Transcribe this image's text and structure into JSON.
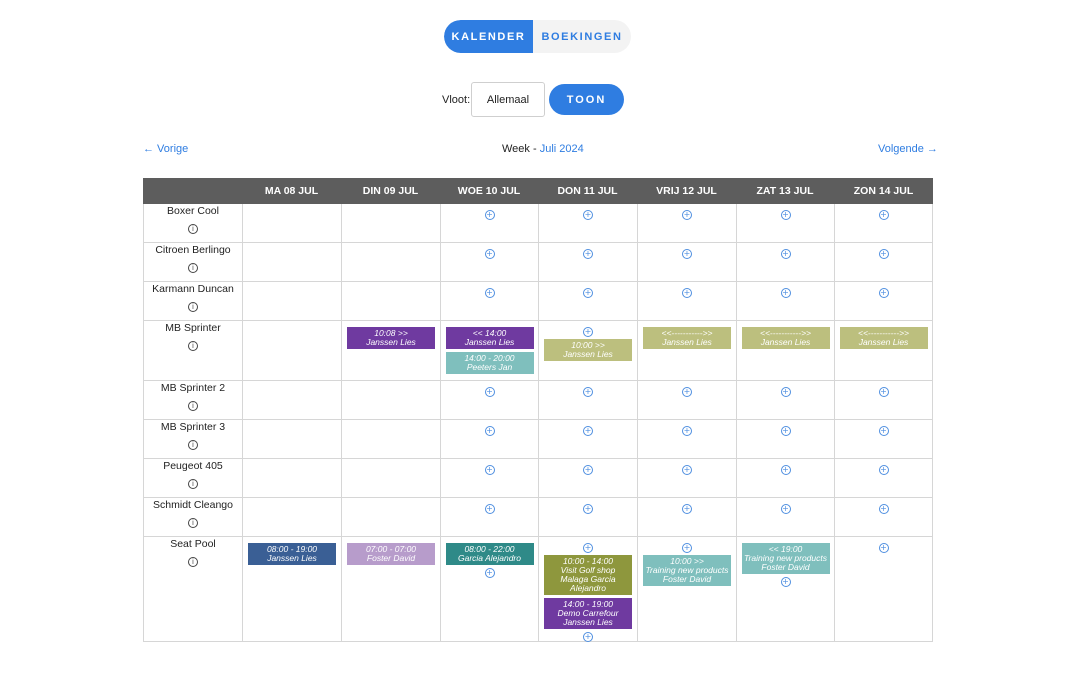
{
  "toggle": {
    "kalender": "Kalender",
    "boekingen": "Boekingen"
  },
  "filter": {
    "label": "Vloot:",
    "select_value": "Allemaal",
    "button": "TOON"
  },
  "nav": {
    "prev": "← Vorige",
    "next": "Volgende →",
    "week_prefix": "Week - ",
    "month": "Juli 2024"
  },
  "calendar": {
    "days": [
      "MA 08 JUL",
      "DIN 09 JUL",
      "WOE 10 JUL",
      "DON 11 JUL",
      "VRIJ 12 JUL",
      "ZAT 13 JUL",
      "ZON 14 JUL"
    ],
    "rows": [
      {
        "name": "Boxer Cool",
        "cells": [
          [],
          [],
          [
            "+"
          ],
          [
            "+"
          ],
          [
            "+"
          ],
          [
            "+"
          ],
          [
            "+"
          ]
        ]
      },
      {
        "name": "Citroen Berlingo",
        "cells": [
          [],
          [],
          [
            "+"
          ],
          [
            "+"
          ],
          [
            "+"
          ],
          [
            "+"
          ],
          [
            "+"
          ]
        ]
      },
      {
        "name": "Karmann Duncan",
        "cells": [
          [],
          [],
          [
            "+"
          ],
          [
            "+"
          ],
          [
            "+"
          ],
          [
            "+"
          ],
          [
            "+"
          ]
        ]
      },
      {
        "name": "MB Sprinter",
        "cells": [
          [],
          [
            {
              "time": "10:08 >>",
              "name": "Janssen Lies",
              "color": "#6f3aa0"
            }
          ],
          [
            {
              "time": "<< 14:00",
              "name": "Janssen Lies",
              "color": "#6f3aa0"
            },
            {
              "time": "14:00 - 20:00",
              "name": "Peeters Jan",
              "color": "#7fbfbd"
            }
          ],
          [
            "+",
            {
              "time": "10:00 >>",
              "name": "Janssen Lies",
              "color": "#bcbf7e"
            }
          ],
          [
            {
              "time": "<<----------->>",
              "name": "Janssen Lies",
              "color": "#bcbf7e"
            }
          ],
          [
            {
              "time": "<<----------->>",
              "name": "Janssen Lies",
              "color": "#bcbf7e"
            }
          ],
          [
            {
              "time": "<<----------->>",
              "name": "Janssen Lies",
              "color": "#bcbf7e"
            }
          ]
        ]
      },
      {
        "name": "MB Sprinter 2",
        "cells": [
          [],
          [],
          [
            "+"
          ],
          [
            "+"
          ],
          [
            "+"
          ],
          [
            "+"
          ],
          [
            "+"
          ]
        ]
      },
      {
        "name": "MB Sprinter 3",
        "cells": [
          [],
          [],
          [
            "+"
          ],
          [
            "+"
          ],
          [
            "+"
          ],
          [
            "+"
          ],
          [
            "+"
          ]
        ]
      },
      {
        "name": "Peugeot 405",
        "cells": [
          [],
          [],
          [
            "+"
          ],
          [
            "+"
          ],
          [
            "+"
          ],
          [
            "+"
          ],
          [
            "+"
          ]
        ]
      },
      {
        "name": "Schmidt Cleango",
        "cells": [
          [],
          [],
          [
            "+"
          ],
          [
            "+"
          ],
          [
            "+"
          ],
          [
            "+"
          ],
          [
            "+"
          ]
        ]
      },
      {
        "name": "Seat Pool",
        "cells": [
          [
            {
              "time": "08:00 - 19:00",
              "name": "Janssen Lies",
              "color": "#3a5f95"
            }
          ],
          [
            {
              "time": "07:00 - 07:00",
              "name": "Foster David",
              "color": "#b79ccb"
            }
          ],
          [
            {
              "time": "08:00 - 22:00",
              "name": "Garcia Alejandro",
              "color": "#2f8a88"
            },
            "+"
          ],
          [
            "+",
            {
              "time": "10:00 - 14:00",
              "name": "Visit Golf shop Malaga Garcia Alejandro",
              "color": "#8e973d"
            },
            {
              "time": "14:00 - 19:00",
              "name": "Demo Carrefour Janssen Lies",
              "color": "#6f3aa0"
            },
            "+"
          ],
          [
            "+",
            {
              "time": "10:00 >>",
              "name": "Training new products Foster David",
              "color": "#7fbfbd"
            }
          ],
          [
            {
              "time": "<< 19:00",
              "name": "Training new products Foster David",
              "color": "#7fbfbd"
            },
            "+"
          ],
          [
            "+"
          ]
        ]
      }
    ]
  }
}
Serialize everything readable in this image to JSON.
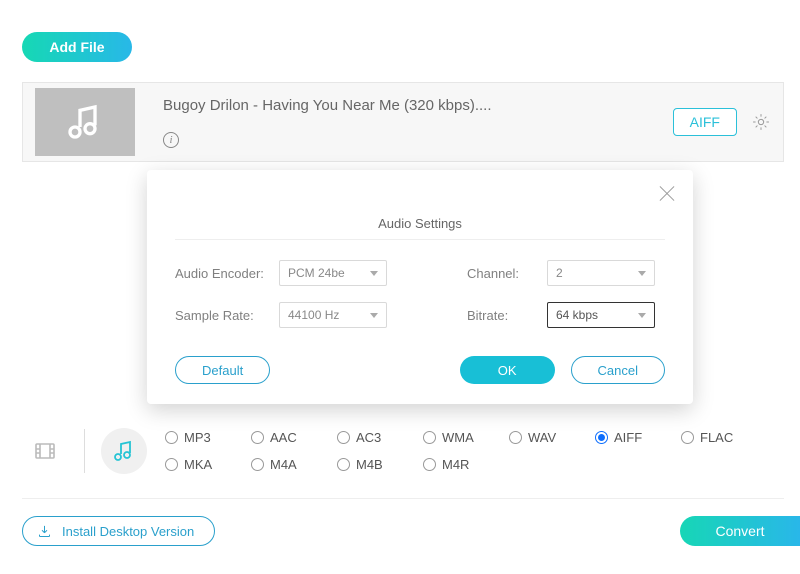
{
  "header": {
    "add_file": "Add File"
  },
  "file": {
    "title": "Bugoy Drilon - Having You Near Me (320 kbps)....",
    "tag": "AIFF"
  },
  "modal": {
    "title": "Audio Settings",
    "labels": {
      "encoder": "Audio Encoder:",
      "channel": "Channel:",
      "sample": "Sample Rate:",
      "bitrate": "Bitrate:"
    },
    "values": {
      "encoder": "PCM 24be",
      "channel": "2",
      "sample": "44100 Hz",
      "bitrate": "64 kbps"
    },
    "buttons": {
      "default": "Default",
      "ok": "OK",
      "cancel": "Cancel"
    }
  },
  "formats": {
    "row1": [
      "MP3",
      "AAC",
      "AC3",
      "WMA",
      "WAV",
      "AIFF",
      "FLAC"
    ],
    "row2": [
      "MKA",
      "M4A",
      "M4B",
      "M4R"
    ],
    "selected": "AIFF"
  },
  "footer": {
    "install": "Install Desktop Version",
    "convert": "Convert"
  }
}
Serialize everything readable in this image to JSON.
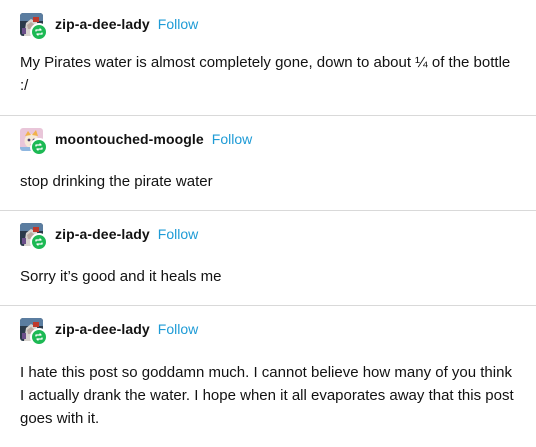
{
  "posts": [
    {
      "username": "zip-a-dee-lady",
      "follow_label": "Follow",
      "text": "My Pirates water is almost completely gone, down to about ¼ of the bottle :/",
      "avatar_icon": "pirate-avatar-icon"
    },
    {
      "username": "moontouched-moogle",
      "follow_label": "Follow",
      "text": "stop drinking the pirate water",
      "avatar_icon": "moogle-avatar-icon"
    },
    {
      "username": "zip-a-dee-lady",
      "follow_label": "Follow",
      "text": "Sorry it’s good and it heals me",
      "avatar_icon": "pirate-avatar-icon"
    },
    {
      "username": "zip-a-dee-lady",
      "follow_label": "Follow",
      "text": "I hate this post so goddamn much. I cannot believe how many of you think I actually drank the water. I hope when it all evaporates away that this post goes with it.",
      "avatar_icon": "pirate-avatar-icon"
    }
  ],
  "colors": {
    "follow": "#1e9bd6",
    "reblog_badge": "#1db954",
    "divider": "#d9d9d9",
    "text": "#121212"
  }
}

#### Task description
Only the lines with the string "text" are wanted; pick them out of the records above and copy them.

#### Task result
Transcribe this image's text and structure into JSON.
      "text": "My Pirates water is almost completely gone, down to about ¼ of the bottle :/",
      "text": "stop drinking the pirate water",
      "text": "Sorry it’s good and it heals me",
      "text": "I hate this post so goddamn much. I cannot believe how many of you think I actually drank the water. I hope when it all evaporates away that this post goes with it.",
    "text": "#121212"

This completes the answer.